We were here for a few days and can happily report that nothing has changed in the “singularly warm feelings” department, we were greeted with open arms everywhere we went. You will have to forgive us if we post more pictures than usual … the scenery, the island, the weather, the people were all fantastic … we may even be able to persuade you to go there yourselves though sometimes it is not as straight forward as you might think.

Washing drying at Cleadale on the Isle of Eigg
Our washing drying in Cleadale

The biggest problem is getting accomodation because everything is fully booked and transport can also be a problem because you are not allowed to take a car. Hopefully, the extra pictures will also give you a sense of the rigors we have to endure in order to bring you scone news from such remote places … war correspondents like Orla Guerin don’t know the half of it! To get a small taste of the difficulties we have to overcome, click here. Sometimes we even had to sit staring out the window, glass in hand.

Sunset on the Isle of Eigg looking towards Rum
View from our window at 11pm

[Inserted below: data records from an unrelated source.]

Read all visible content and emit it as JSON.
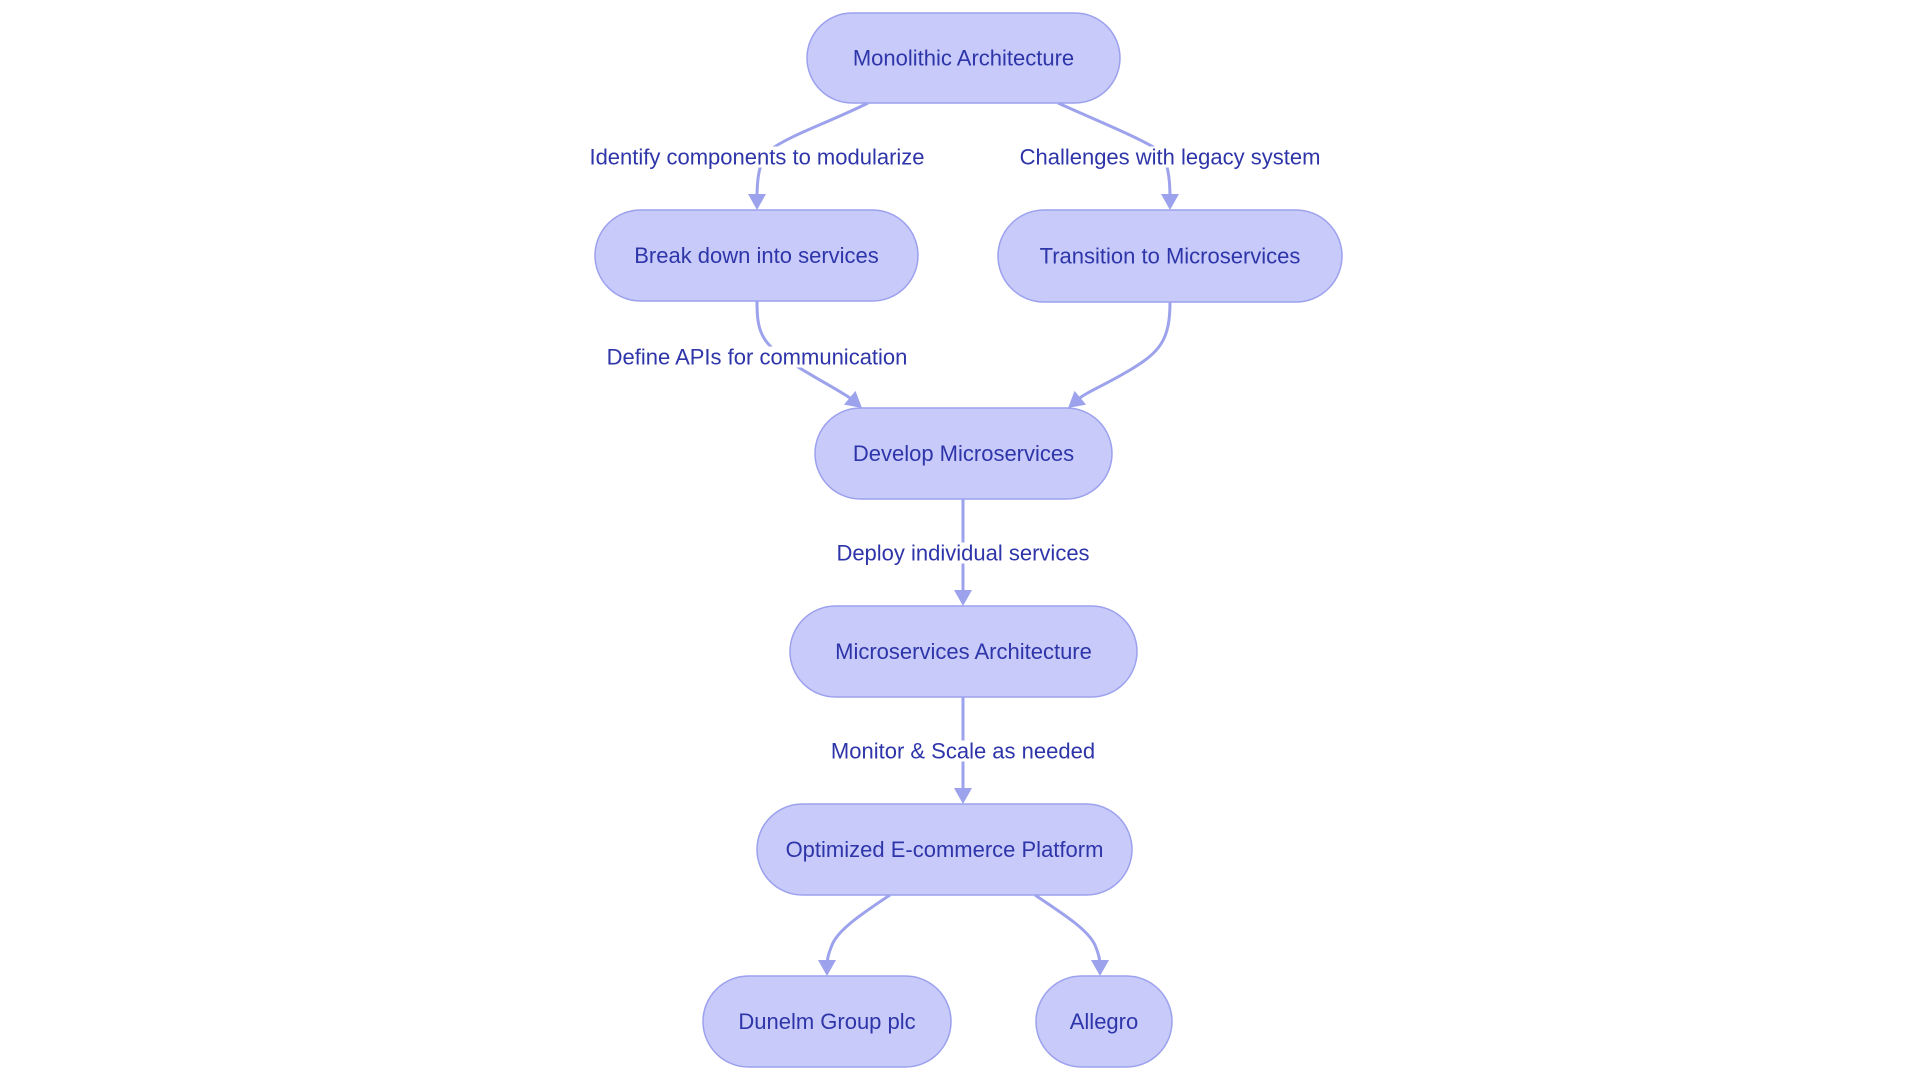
{
  "diagram": {
    "type": "flowchart",
    "direction": "top-down",
    "colors": {
      "node_fill": "#C8CBFA",
      "node_stroke": "#9CA1EE",
      "edge": "#9DA2EC",
      "text": "#2E35A9",
      "background": "#FFFFFF"
    },
    "nodes": [
      {
        "id": "monolithic",
        "label": "Monolithic Architecture"
      },
      {
        "id": "breakdown",
        "label": "Break down into services"
      },
      {
        "id": "transition",
        "label": "Transition to Microservices"
      },
      {
        "id": "develop",
        "label": "Develop Microservices"
      },
      {
        "id": "microarch",
        "label": "Microservices Architecture"
      },
      {
        "id": "optimized",
        "label": "Optimized E-commerce Platform"
      },
      {
        "id": "dunelm",
        "label": "Dunelm Group plc"
      },
      {
        "id": "allegro",
        "label": "Allegro"
      }
    ],
    "edges": [
      {
        "from": "monolithic",
        "to": "breakdown",
        "label": "Identify components to modularize"
      },
      {
        "from": "monolithic",
        "to": "transition",
        "label": "Challenges with legacy system"
      },
      {
        "from": "breakdown",
        "to": "develop",
        "label": "Define APIs for communication"
      },
      {
        "from": "transition",
        "to": "develop",
        "label": ""
      },
      {
        "from": "develop",
        "to": "microarch",
        "label": "Deploy individual services"
      },
      {
        "from": "microarch",
        "to": "optimized",
        "label": "Monitor & Scale as needed"
      },
      {
        "from": "optimized",
        "to": "dunelm",
        "label": ""
      },
      {
        "from": "optimized",
        "to": "allegro",
        "label": ""
      }
    ]
  }
}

Did they have scones, we hear you cry! Yes, of course they did and they were so fresh that the cook had to make us wait until they had cooled down a bit. Even when we eventually got them he said it was pointless giving us cream because it would just melt .. yet more rigors – creamless scones. We didn’t get a picture of the café interior (nothing special) because we sat out the back all the time in the sunshine watching the shipping go by … everything from massive cruise liners to kayaks. External view of Galmisdale Café & Bar on the Isle of Eigg with a sconeThe scones themselves, although undeniably fresh, just didn’t quite do it for us …  good, but not good enough for a topscone … but who cares when you can sit in such splendid surroundings. We were staying at Cleadale, about five miles from this café, at the other end of the island and there, just off Laig beach, there is a little remote church of St Donnan’s. Inside the church, there is a wishing tree where you can write your wish on a paper dove and hang it from a branch.With Trump currently at the G20 Hamburg summit that wish has been slightly overtaken by events but don’t lose heart, if you ever visit you should still make a wish … in fact with Trump now running the world, the more wishes the better!

The singing sands on the Isle of Eigg
Singing Sands at Cleadale – quartz sand makes a peculiar noise when you walk on it

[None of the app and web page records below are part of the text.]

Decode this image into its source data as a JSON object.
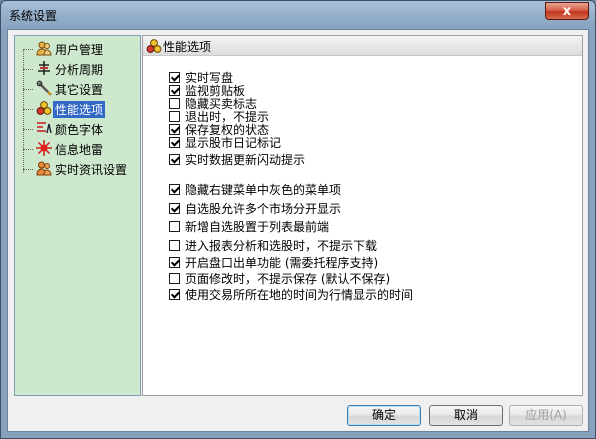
{
  "window": {
    "title": "系统设置",
    "close_glyph": "x"
  },
  "tree": {
    "items": [
      {
        "label": "用户管理",
        "icon": "users-icon"
      },
      {
        "label": "分析周期",
        "icon": "period-icon"
      },
      {
        "label": "其它设置",
        "icon": "tools-icon"
      },
      {
        "label": "性能选项",
        "icon": "performance-icon",
        "selected": true
      },
      {
        "label": "颜色字体",
        "icon": "font-color-icon"
      },
      {
        "label": "信息地雷",
        "icon": "mine-icon"
      },
      {
        "label": "实时资讯设置",
        "icon": "news-icon"
      }
    ]
  },
  "panel": {
    "title": "性能选项",
    "options": [
      {
        "label": "实时写盘",
        "checked": true
      },
      {
        "label": "监视剪贴板",
        "checked": true
      },
      {
        "label": "隐藏买卖标志",
        "checked": false
      },
      {
        "label": "退出时，不提示",
        "checked": false
      },
      {
        "label": "保存复权的状态",
        "checked": true
      },
      {
        "label": "显示股市日记标记",
        "checked": true
      },
      {
        "label": "实时数据更新闪动提示",
        "checked": true
      },
      {
        "label": "隐藏右键菜单中灰色的菜单项",
        "checked": true
      },
      {
        "label": "自选股允许多个市场分开显示",
        "checked": true
      },
      {
        "label": "新增自选股置于列表最前端",
        "checked": false
      },
      {
        "label": "进入报表分析和选股时，不提示下载",
        "checked": false
      },
      {
        "label": "开启盘口出单功能 (需委托程序支持)",
        "checked": true
      },
      {
        "label": "页面修改时，不提示保存 (默认不保存)",
        "checked": false
      },
      {
        "label": "使用交易所所在地的时间为行情显示的时间",
        "checked": true
      }
    ]
  },
  "buttons": {
    "ok": "确定",
    "cancel": "取消",
    "apply": "应用(A)"
  }
}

Pat was making a bird list for our days away and by day two she had collected over twenty different species, including Manx Shearwaters and a Golden Eagle … happy girl! I had also managed to get a few Eigg sheds for my forthcoming coffee table companion “Sheds of Scotland” … happy boy! Next stop the Isle of Rum, hopefully more birds, more sheds … and more scones!

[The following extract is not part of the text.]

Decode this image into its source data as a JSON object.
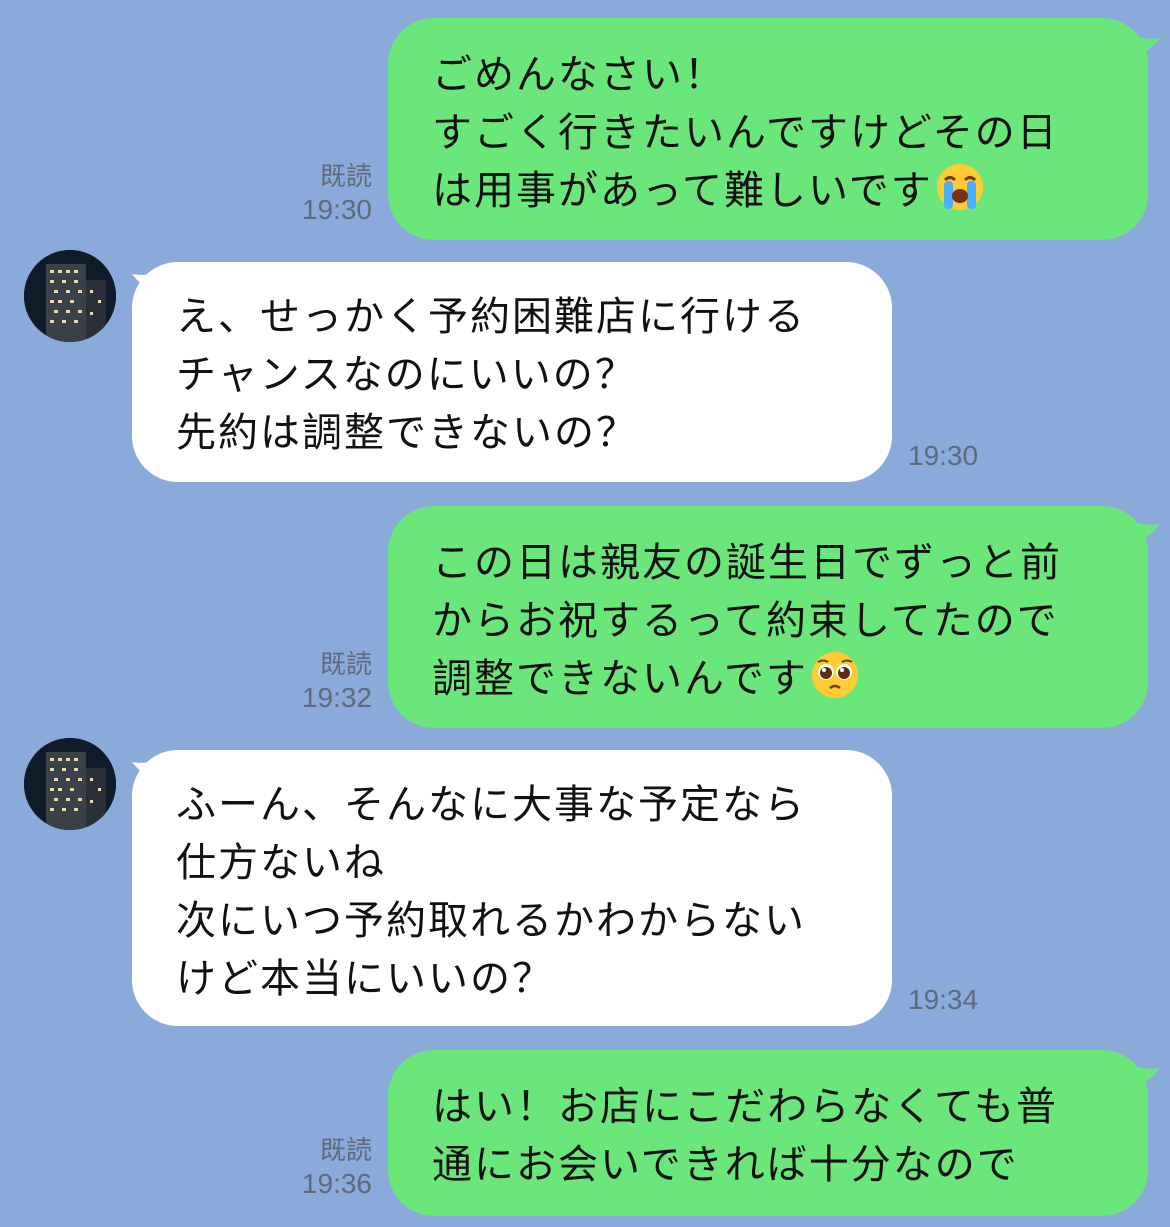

PH42 4RL        tel: 01687 482487        Galmisdale Bay Café Bar